### Data for this task ###
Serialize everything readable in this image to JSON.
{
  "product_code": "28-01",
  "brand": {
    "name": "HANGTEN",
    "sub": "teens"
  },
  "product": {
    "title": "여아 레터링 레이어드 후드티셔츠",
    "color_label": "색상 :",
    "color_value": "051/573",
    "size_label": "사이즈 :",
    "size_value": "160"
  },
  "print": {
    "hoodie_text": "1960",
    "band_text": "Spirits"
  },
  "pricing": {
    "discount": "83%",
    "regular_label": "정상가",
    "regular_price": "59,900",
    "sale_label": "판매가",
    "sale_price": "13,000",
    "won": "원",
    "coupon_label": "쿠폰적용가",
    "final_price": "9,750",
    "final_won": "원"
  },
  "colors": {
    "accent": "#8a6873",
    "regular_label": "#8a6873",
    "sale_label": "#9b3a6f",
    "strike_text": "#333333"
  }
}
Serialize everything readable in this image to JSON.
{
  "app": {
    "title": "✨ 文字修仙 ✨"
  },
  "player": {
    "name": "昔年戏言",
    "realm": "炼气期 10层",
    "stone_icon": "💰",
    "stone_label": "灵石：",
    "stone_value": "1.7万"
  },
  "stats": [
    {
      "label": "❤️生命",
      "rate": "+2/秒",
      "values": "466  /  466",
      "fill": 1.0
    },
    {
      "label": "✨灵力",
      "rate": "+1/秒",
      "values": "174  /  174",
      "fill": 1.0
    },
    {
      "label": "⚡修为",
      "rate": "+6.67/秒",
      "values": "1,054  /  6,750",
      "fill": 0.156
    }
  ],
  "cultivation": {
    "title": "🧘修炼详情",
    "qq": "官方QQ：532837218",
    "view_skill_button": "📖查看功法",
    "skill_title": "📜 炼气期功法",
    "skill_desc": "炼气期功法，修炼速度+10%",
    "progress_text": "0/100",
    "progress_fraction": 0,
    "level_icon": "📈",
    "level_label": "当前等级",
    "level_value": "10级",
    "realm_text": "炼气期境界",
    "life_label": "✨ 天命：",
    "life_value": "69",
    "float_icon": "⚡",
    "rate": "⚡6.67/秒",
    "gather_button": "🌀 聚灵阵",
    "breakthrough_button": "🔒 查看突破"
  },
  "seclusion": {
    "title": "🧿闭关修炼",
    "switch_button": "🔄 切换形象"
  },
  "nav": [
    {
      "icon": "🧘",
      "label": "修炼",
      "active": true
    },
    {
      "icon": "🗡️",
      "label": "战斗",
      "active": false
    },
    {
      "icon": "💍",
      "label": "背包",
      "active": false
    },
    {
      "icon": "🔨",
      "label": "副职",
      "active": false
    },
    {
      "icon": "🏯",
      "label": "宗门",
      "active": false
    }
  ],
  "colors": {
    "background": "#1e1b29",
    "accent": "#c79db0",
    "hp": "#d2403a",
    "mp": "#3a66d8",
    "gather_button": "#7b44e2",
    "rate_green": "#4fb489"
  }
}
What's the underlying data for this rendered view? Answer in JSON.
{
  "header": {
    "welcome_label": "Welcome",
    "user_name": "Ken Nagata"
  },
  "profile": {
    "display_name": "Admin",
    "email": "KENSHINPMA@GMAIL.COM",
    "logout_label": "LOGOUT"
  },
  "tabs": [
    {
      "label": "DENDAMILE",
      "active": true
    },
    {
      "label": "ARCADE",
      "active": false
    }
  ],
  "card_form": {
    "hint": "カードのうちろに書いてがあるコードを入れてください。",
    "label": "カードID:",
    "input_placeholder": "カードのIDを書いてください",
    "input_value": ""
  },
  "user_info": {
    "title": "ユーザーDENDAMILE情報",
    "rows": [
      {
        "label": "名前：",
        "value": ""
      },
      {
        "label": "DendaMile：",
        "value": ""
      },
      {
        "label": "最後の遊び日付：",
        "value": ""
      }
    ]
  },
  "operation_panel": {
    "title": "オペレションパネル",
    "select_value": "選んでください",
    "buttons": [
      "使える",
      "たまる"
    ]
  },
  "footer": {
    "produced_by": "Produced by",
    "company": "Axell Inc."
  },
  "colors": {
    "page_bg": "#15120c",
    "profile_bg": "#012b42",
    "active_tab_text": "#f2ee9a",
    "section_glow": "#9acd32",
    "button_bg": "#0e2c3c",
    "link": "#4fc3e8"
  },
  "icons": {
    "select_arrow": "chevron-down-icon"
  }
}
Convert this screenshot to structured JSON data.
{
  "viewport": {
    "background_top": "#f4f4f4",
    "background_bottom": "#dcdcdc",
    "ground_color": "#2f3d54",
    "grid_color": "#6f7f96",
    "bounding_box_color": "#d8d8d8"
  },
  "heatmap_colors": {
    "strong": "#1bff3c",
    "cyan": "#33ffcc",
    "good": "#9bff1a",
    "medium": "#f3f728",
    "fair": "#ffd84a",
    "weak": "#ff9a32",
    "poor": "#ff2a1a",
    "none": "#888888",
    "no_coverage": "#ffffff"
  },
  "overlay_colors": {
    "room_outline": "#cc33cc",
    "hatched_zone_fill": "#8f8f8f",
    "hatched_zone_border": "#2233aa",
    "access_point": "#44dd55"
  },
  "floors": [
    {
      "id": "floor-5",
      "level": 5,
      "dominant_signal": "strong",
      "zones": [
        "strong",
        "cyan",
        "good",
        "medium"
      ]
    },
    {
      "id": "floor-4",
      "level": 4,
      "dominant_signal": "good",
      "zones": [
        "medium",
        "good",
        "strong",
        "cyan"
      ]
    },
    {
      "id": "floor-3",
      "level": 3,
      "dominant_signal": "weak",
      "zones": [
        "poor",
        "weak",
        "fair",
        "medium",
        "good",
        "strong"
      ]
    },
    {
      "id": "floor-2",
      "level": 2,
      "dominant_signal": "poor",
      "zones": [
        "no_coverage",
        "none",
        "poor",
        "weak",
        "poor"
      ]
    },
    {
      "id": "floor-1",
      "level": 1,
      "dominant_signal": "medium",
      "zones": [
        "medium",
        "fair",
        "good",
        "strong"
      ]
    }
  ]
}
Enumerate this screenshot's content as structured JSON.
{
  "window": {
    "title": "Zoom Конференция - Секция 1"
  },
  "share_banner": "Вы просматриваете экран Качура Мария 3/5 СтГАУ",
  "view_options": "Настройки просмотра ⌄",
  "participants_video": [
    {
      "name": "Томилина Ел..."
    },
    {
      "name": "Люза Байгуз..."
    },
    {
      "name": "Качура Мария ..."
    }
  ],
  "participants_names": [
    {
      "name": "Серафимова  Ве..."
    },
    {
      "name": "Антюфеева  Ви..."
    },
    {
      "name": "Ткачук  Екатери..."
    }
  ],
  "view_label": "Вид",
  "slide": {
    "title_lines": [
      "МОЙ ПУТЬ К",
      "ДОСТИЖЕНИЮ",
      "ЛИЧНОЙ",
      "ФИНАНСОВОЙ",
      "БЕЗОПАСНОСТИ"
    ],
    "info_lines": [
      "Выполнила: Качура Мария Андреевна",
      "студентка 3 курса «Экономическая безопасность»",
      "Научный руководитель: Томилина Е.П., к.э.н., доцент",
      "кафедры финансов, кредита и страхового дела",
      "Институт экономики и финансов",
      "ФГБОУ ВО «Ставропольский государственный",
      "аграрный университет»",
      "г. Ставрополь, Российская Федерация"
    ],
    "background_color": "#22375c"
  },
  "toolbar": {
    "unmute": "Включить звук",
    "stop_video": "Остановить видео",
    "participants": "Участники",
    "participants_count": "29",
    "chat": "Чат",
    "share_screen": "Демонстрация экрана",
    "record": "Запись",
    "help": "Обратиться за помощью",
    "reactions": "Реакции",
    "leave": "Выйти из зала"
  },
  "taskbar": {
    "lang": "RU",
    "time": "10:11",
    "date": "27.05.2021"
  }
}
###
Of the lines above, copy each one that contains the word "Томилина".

Written solution:
      "name": "Томилина Ел..."
      "Научный руководитель: Томилина Е.П., к.э.н., доцент",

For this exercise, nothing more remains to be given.